little-cicero said...

Economic indicators say there is a recovery about. Gas prices are restraining growth, as well as the Chinese competitor, but the so-called "housing bubble," contrary to your Greenspan yellow tape-economics, is still growing, which points to the fact that people are still doing well.

Tax cuts go to everyone, as well as the investor class. Investment helps a great deal, especially since those who invest large sums over the long-term stabilize the market with their consistency. "It's the Economy Stupid" and the economy is not helped along by higher taxation, it's helped across the board by tax cuts, especially on the supply side. By increasing taxes, you may balance the budget, but, in a recession, all you accomplish is an increased cost of living, higher inflation, lower investment, and less success in the private sector. That's why Reagonomics is better than Clintonomics in the recessional portion of the Economic Cycle.

little-cicero said...

Attacks are most common in countries whose population is lukewarm, and whose leaders are unsupported on the War On Terror. As long as they know that our leader will stay the course and then some if there's an attack, they will avoid attacking.

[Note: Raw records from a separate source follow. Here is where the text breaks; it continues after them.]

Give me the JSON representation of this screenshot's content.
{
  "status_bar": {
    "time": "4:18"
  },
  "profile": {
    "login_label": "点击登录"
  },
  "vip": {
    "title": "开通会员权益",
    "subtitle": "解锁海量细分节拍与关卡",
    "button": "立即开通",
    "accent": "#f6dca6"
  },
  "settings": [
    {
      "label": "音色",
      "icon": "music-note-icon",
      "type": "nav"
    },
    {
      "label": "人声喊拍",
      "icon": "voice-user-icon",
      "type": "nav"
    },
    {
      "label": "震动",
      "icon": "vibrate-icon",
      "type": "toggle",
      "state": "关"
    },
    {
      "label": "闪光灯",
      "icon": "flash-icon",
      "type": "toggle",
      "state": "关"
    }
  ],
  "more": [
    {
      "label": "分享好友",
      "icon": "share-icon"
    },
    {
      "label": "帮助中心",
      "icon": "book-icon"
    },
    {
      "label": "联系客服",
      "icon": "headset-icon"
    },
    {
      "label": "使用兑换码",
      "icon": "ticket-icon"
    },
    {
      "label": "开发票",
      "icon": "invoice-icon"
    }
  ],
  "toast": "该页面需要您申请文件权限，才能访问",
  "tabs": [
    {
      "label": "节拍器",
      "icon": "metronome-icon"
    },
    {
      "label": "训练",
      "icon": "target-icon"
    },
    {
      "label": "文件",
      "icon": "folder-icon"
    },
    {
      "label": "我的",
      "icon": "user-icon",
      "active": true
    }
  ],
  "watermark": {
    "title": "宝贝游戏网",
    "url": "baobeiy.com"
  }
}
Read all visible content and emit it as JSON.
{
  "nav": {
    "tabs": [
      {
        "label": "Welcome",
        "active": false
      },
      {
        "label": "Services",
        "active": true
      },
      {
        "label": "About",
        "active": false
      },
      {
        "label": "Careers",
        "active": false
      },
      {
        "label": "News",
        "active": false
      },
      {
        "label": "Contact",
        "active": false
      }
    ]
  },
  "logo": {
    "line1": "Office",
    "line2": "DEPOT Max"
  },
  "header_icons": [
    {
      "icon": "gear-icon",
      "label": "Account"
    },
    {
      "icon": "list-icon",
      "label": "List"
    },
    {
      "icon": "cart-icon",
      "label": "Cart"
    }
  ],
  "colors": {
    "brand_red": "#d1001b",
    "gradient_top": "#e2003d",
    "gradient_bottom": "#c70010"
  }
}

Like the Zawahiri letter says, first take back Iraq, then the rest of the world (see my post "Playing With the Same Set of Dominoes"